> **Excerpts from an interface dataset**:
╔══

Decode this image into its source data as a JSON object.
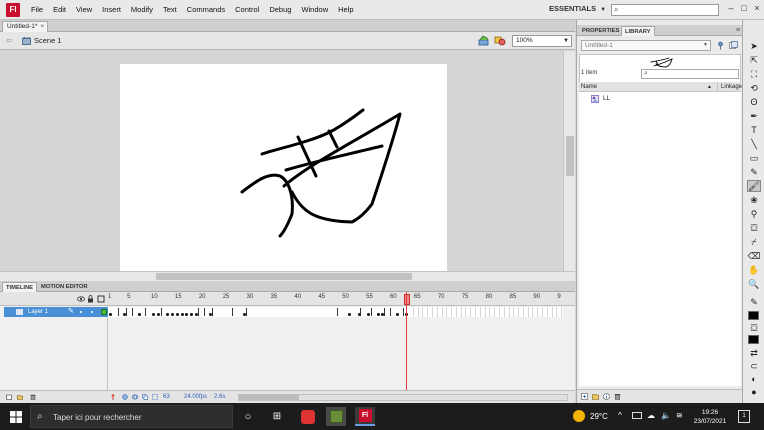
{
  "app": {
    "logo_text": "Fl",
    "menu": [
      "File",
      "Edit",
      "View",
      "Insert",
      "Modify",
      "Text",
      "Commands",
      "Control",
      "Debug",
      "Window",
      "Help"
    ],
    "workspace": "ESSENTIALS",
    "search_placeholder": "⌕"
  },
  "document": {
    "tab_title": "Untitled-1*",
    "close": "×",
    "scene": "Scene 1",
    "zoom": "100%"
  },
  "timeline": {
    "tabs": [
      "TIMELINE",
      "MOTION EDITOR"
    ],
    "ruler": [
      "1",
      "5",
      "10",
      "15",
      "20",
      "25",
      "30",
      "35",
      "40",
      "45",
      "50",
      "55",
      "60",
      "65",
      "70",
      "75",
      "80",
      "85",
      "90",
      "9"
    ],
    "layer_name": "Layer 1",
    "current_frame": "63",
    "fps": "24.00fps",
    "time": "2.6s"
  },
  "panels": {
    "tabs": [
      "PROPERTIES",
      "LIBRARY"
    ],
    "library_doc": "Untitled-1",
    "item_count": "1 item",
    "search_placeholder": "⌕",
    "col_name": "Name",
    "col_linkage": "Linkage",
    "items": [
      {
        "name": "LL"
      }
    ]
  },
  "taskbar": {
    "search_text": "Taper ici pour rechercher",
    "temperature": "29°C",
    "time": "19:26",
    "date": "23/07/2021",
    "notifications": "1"
  },
  "colors": {
    "accent_blue": "#4a8fd6",
    "playhead": "#e23b3b",
    "brand_red": "#c8102e"
  }
}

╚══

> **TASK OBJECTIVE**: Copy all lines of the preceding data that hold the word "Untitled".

> **RESPONSE TO THE TASK**:
    "tab_title": "Untitled-1*",
    "library_doc": "Untitled-1",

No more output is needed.